Instructions for the task
Copy the data. Keep every character as given.

The data
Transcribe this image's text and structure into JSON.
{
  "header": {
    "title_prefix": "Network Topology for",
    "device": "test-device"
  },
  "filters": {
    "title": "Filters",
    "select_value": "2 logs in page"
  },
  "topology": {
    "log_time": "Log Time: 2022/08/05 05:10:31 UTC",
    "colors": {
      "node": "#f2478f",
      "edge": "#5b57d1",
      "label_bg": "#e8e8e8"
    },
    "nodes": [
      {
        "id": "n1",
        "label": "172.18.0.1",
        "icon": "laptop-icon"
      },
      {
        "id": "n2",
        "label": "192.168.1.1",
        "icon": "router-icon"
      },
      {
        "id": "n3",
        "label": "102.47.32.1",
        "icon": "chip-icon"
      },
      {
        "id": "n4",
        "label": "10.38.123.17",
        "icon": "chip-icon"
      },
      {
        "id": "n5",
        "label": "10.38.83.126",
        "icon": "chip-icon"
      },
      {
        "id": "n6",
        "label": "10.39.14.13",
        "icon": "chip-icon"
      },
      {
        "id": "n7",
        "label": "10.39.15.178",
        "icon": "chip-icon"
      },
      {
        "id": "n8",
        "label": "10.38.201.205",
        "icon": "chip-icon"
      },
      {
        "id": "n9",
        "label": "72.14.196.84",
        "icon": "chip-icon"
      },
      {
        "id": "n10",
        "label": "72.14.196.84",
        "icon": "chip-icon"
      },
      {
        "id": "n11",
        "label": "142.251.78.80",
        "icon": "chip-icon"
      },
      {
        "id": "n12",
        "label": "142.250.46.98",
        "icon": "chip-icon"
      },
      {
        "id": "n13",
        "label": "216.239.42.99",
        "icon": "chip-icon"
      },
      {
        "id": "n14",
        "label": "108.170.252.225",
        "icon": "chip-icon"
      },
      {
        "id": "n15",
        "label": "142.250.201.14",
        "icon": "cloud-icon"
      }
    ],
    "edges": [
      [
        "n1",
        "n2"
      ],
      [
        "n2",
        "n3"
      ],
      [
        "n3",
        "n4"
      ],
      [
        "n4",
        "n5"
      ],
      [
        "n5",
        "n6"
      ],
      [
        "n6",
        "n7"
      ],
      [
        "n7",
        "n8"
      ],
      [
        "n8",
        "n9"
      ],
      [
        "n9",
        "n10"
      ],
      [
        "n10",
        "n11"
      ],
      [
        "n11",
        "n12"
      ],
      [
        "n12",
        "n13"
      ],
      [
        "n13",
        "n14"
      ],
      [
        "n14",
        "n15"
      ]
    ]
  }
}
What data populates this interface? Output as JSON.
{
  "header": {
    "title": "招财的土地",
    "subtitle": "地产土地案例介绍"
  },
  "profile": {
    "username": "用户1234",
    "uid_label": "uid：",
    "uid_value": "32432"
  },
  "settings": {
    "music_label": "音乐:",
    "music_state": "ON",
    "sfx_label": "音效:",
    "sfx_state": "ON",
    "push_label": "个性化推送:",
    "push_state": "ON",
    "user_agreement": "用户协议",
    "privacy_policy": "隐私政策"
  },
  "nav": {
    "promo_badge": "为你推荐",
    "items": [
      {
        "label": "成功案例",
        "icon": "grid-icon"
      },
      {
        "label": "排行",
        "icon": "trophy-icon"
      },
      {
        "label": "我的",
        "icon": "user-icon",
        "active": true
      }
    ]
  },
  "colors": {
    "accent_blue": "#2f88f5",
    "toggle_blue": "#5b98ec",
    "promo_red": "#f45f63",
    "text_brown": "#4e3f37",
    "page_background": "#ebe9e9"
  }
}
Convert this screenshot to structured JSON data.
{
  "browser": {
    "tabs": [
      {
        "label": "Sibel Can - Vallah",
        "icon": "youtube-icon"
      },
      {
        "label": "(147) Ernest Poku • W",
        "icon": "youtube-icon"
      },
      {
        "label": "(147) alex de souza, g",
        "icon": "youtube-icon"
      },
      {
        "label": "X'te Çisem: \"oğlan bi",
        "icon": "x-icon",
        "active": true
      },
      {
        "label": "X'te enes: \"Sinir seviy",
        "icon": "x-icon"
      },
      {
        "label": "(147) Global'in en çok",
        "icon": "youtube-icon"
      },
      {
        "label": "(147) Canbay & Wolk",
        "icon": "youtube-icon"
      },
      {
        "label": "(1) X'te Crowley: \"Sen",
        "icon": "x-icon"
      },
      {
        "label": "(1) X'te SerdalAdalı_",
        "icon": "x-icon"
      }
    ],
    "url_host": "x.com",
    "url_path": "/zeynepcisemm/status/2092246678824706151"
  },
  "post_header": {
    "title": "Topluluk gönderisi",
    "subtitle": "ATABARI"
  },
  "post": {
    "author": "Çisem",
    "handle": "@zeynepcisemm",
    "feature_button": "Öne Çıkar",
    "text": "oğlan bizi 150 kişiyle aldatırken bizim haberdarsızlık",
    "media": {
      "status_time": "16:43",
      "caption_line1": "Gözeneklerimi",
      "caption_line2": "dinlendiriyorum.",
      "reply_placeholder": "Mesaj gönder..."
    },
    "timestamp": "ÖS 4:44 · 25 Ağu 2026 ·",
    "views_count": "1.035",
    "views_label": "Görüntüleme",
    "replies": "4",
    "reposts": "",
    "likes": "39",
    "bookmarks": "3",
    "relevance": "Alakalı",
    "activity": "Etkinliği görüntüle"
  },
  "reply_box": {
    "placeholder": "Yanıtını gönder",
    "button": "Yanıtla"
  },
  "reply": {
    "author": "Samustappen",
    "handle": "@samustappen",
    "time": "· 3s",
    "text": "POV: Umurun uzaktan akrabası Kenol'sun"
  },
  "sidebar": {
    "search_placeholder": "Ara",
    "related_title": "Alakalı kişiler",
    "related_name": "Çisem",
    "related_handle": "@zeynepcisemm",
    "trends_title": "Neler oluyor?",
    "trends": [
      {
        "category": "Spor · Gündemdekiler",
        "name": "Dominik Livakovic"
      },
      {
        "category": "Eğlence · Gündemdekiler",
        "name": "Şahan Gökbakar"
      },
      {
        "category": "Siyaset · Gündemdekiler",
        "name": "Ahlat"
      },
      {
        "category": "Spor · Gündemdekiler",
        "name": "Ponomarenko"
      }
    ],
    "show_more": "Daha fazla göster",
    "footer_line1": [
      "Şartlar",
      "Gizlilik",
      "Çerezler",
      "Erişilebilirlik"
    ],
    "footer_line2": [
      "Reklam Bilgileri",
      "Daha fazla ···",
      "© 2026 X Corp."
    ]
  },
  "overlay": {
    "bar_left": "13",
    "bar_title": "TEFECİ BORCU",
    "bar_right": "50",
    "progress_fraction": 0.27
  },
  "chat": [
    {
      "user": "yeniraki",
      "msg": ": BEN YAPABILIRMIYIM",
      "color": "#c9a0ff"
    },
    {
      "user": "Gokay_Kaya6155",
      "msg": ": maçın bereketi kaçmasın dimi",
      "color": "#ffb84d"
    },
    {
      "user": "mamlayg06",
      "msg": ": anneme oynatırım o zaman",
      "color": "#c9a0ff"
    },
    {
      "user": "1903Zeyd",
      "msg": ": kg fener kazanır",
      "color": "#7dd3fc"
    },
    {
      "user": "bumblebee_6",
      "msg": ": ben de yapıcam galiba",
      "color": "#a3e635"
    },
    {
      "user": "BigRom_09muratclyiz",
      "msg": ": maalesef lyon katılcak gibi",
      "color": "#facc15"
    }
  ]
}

Output for this exercise
Transcribe this image's text and structure into JSON.
{
  "header": {
    "title_prefix": "Network Topology for",
    "device": "test-device"
  },
  "filters": {
    "title": "Filters",
    "select_value": "2 logs in page"
  },
  "topology": {
    "log_time": "Log Time: 2022/08/05 05:10:31 UTC",
    "colors": {
      "node": "#f2478f",
      "edge": "#5b57d1",
      "label_bg": "#e8e8e8"
    },
    "nodes": [
      {
        "id": "n1",
        "label": "172.18.0.1",
        "icon": "laptop-icon"
      },
      {
        "id": "n2",
        "label": "192.168.1.1",
        "icon": "router-icon"
      },
      {
        "id": "n3",
        "label": "102.47.32.1",
        "icon": "chip-icon"
      },
      {
        "id": "n4",
        "label": "10.38.123.17",
        "icon": "chip-icon"
      },
      {
        "id": "n5",
        "label": "10.38.83.126",
        "icon": "chip-icon"
      },
      {
        "id": "n6",
        "label": "10.39.14.13",
        "icon": "chip-icon"
      },
      {
        "id": "n7",
        "label": "10.39.15.178",
        "icon": "chip-icon"
      },
      {
        "id": "n8",
        "label": "10.38.201.205",
        "icon": "chip-icon"
      },
      {
        "id": "n9",
        "label": "72.14.196.84",
        "icon": "chip-icon"
      },
      {
        "id": "n10",
        "label": "72.14.196.84",
        "icon": "chip-icon"
      },
      {
        "id": "n11",
        "label": "142.251.78.80",
        "icon": "chip-icon"
      },
      {
        "id": "n12",
        "label": "142.250.46.98",
        "icon": "chip-icon"
      },
      {
        "id": "n13",
        "label": "216.239.42.99",
        "icon": "chip-icon"
      },
      {
        "id": "n14",
        "label": "108.170.252.225",
        "icon": "chip-icon"
      },
      {
        "id": "n15",
        "label": "142.250.201.14",
        "icon": "cloud-icon"
      }
    ],
    "edges": [
      [
        "n1",
        "n2"
      ],
      [
        "n2",
        "n3"
      ],
      [
        "n3",
        "n4"
      ],
      [
        "n4",
        "n5"
      ],
      [
        "n5",
        "n6"
      ],
      [
        "n6",
        "n7"
      ],
      [
        "n7",
        "n8"
      ],
      [
        "n8",
        "n9"
      ],
      [
        "n9",
        "n10"
      ],
      [
        "n10",
        "n11"
      ],
      [
        "n11",
        "n12"
      ],
      [
        "n12",
        "n13"
      ],
      [
        "n13",
        "n14"
      ],
      [
        "n14",
        "n15"
      ]
    ]
  }
}
What data populates this interface? Output as JSON.
{
  "header": {
    "title": "招财的土地",
    "subtitle": "地产土地案例介绍"
  },
  "profile": {
    "username": "用户1234",
    "uid_label": "uid：",
    "uid_value": "32432"
  },
  "settings": {
    "music_label": "音乐:",
    "music_state": "ON",
    "sfx_label": "音效:",
    "sfx_state": "ON",
    "push_label": "个性化推送:",
    "push_state": "ON",
    "user_agreement": "用户协议",
    "privacy_policy": "隐私政策"
  },
  "nav": {
    "promo_badge": "为你推荐",
    "items": [
      {
        "label": "成功案例",
        "icon": "grid-icon"
      },
      {
        "label": "排行",
        "icon": "trophy-icon"
      },
      {
        "label": "我的",
        "icon": "user-icon",
        "active": true
      }
    ]
  },
  "colors": {
    "accent_blue": "#2f88f5",
    "toggle_blue": "#5b98ec",
    "promo_red": "#f45f63",
    "text_brown": "#4e3f37",
    "page_background": "#ebe9e9"
  }
}
Convert this screenshot to structured JSON data.
{
  "browser": {
    "tabs": [
      {
        "label": "Sibel Can - Vallah",
        "icon": "youtube-icon"
      },
      {
        "label": "(147) Ernest Poku • W",
        "icon": "youtube-icon"
      },
      {
        "label": "(147) alex de souza, g",
        "icon": "youtube-icon"
      },
      {
        "label": "X'te Çisem: \"oğlan bi",
        "icon": "x-icon",
        "active": true
      },
      {
        "label": "X'te enes: \"Sinir seviy",
        "icon": "x-icon"
      },
      {
        "label": "(147) Global'in en çok",
        "icon": "youtube-icon"
      },
      {
        "label": "(147) Canbay & Wolk",
        "icon": "youtube-icon"
      },
      {
        "label": "(1) X'te Crowley: \"Sen",
        "icon": "x-icon"
      },
      {
        "label": "(1) X'te SerdalAdalı_",
        "icon": "x-icon"
      }
    ],
    "url_host": "x.com",
    "url_path": "/zeynepcisemm/status/2092246678824706151"
  },
  "post_header": {
    "title": "Topluluk gönderisi",
    "subtitle": "ATABARI"
  },
  "post": {
    "author": "Çisem",
    "handle": "@zeynepcisemm",
    "feature_button": "Öne Çıkar",
    "text": "oğlan bizi 150 kişiyle aldatırken bizim haberdarsızlık",
    "media": {
      "status_time": "16:43",
      "caption_line1": "Gözeneklerimi",
      "caption_line2": "dinlendiriyorum.",
      "reply_placeholder": "Mesaj gönder..."
    },
    "timestamp": "ÖS 4:44 · 25 Ağu 2026 ·",
    "views_count": "1.035",
    "views_label": "Görüntüleme",
    "replies": "4",
    "reposts": "",
    "likes": "39",
    "bookmarks": "3",
    "relevance": "Alakalı",
    "activity": "Etkinliği görüntüle"
  },
  "reply_box": {
    "placeholder": "Yanıtını gönder",
    "button": "Yanıtla"
  },
  "reply": {
    "author": "Samustappen",
    "handle": "@samustappen",
    "time": "· 3s",
    "text": "POV: Umurun uzaktan akrabası Kenol'sun"
  },
  "sidebar": {
    "search_placeholder": "Ara",
    "related_title": "Alakalı kişiler",
    "related_name": "Çisem",
    "related_handle": "@zeynepcisemm",
    "trends_title": "Neler oluyor?",
    "trends": [
      {
        "category": "Spor · Gündemdekiler",
        "name": "Dominik Livakovic"
      },
      {
        "category": "Eğlence · Gündemdekiler",
        "name": "Şahan Gökbakar"
      },
      {
        "category": "Siyaset · Gündemdekiler",
        "name": "Ahlat"
      },
      {
        "category": "Spor · Gündemdekiler",
        "name": "Ponomarenko"
      }
    ],
    "show_more": "Daha fazla göster",
    "footer_line1": [
      "Şartlar",
      "Gizlilik",
      "Çerezler",
      "Erişilebilirlik"
    ],
    "footer_line2": [
      "Reklam Bilgileri",
      "Daha fazla ···",
      "© 2026 X Corp."
    ]
  },
  "overlay": {
    "bar_left": "13",
    "bar_title": "TEFECİ BORCU",
    "bar_right": "50",
    "progress_fraction": 0.27
  },
  "chat": [
    {
      "user": "yeniraki",
      "msg": ": BEN YAPABILIRMIYIM",
      "color": "#c9a0ff"
    },
    {
      "user": "Gokay_Kaya6155",
      "msg": ": maçın bereketi kaçmasın dimi",
      "color": "#ffb84d"
    },
    {
      "user": "mamlayg06",
      "msg": ": anneme oynatırım o zaman",
      "color": "#c9a0ff"
    },
    {
      "user": "1903Zeyd",
      "msg": ": kg fener kazanır",
      "color": "#7dd3fc"
    },
    {
      "user": "bumblebee_6",
      "msg": ": ben de yapıcam galiba",
      "color": "#a3e635"
    },
    {
      "user": "BigRom_09muratclyiz",
      "msg": ": maalesef lyon katılcak gibi",
      "color": "#facc15"
    }
  ]
}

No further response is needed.